It’s not every day that a bus ride to work inspires me to write a blog post about God.
The bus was almost full but I managed to get a seat in the back of the vehicle.
In the glass in front of the seats before me I could see the mirrored face of a teenage girl. She had little brooms as earrings, a Hogwarts backpack and was wearing a silver necklace with the symbol of the Deathly Hallows.
I think she identified as a Ravenclaw but I’m not 100% sure.
I was getting my daily dose of mild laughs browsing /r/UnethicalLifeProTips when the girl pulled out her diary, apparently to check her latest notes. She didn’t even try to conceal it. On the very first page she had written “GOD IS DEAD!!!” in red marker letters.
Since the only thing missing to convince me of her being a sorceress was a rosewood wand, I couldn’t help myself but think of one of the last scenes in the last Harry Potter book (from the original series of seven books, namely “Harry Potter and the Deathly Hallows”, published in 2007).
Harry dies – or so it seems – and arrives at an odd place where Prof. Dumbledore, who actually died earlier, is waiting for him. He explains to Harry that he has a choice to make. He can go further or he can go back.
The question that I couldn’t get out of my head for the remainder of my bus ride was a simple one: Is there a God in the Harry Potter universe?
When I read the novels around the time when they were published, I thought that magic itself stood for the spark of God in some way. But now I’m wagering that the Deathly Hallows, the infamous and potentially dangerous heirlooms sought by many wizards for centuries, are indeed a symbol for another holy trinity, a dark, materialistic abstraction of the Christian Holy Trinity.

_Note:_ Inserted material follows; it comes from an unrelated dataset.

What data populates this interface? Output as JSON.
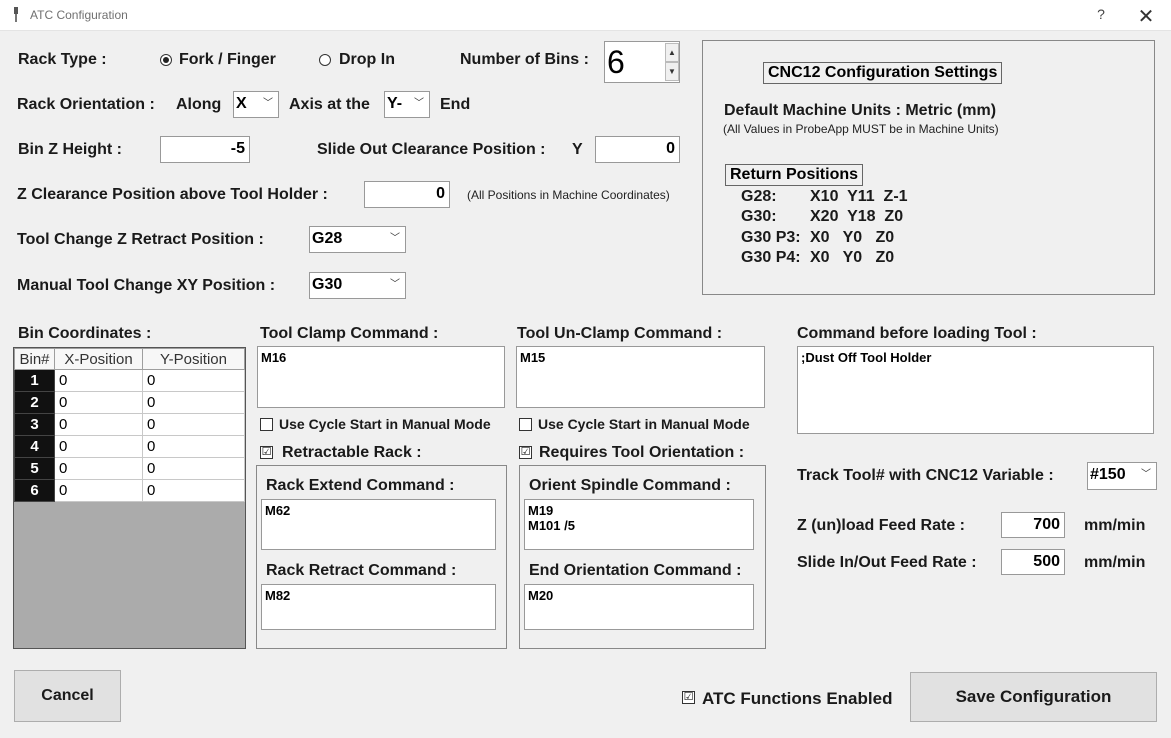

The father, the son and the Holy Spirit – in the Harry Potter universe they become The Elder Wand, The Resurrection Stone and The Invisibility Cloak.
Tangible objects instead of ethereal meta terminology.
Nietzsche wrote: “God is dead. God remains dead. And we have killed him. How shall we comfort ourselves, the murderers of all murderers? What was holiest and mightiest of all that the world has yet owned has bled to death under our knives: who will wipe this blood off us? […]”
Our moral compass seems to be malfunctioning and there seems to be a deep-rooted hatred in much of the popular contemporary literature, a loathing of conservative values, and maybe even a wilful destruction of belief and trust and innocence.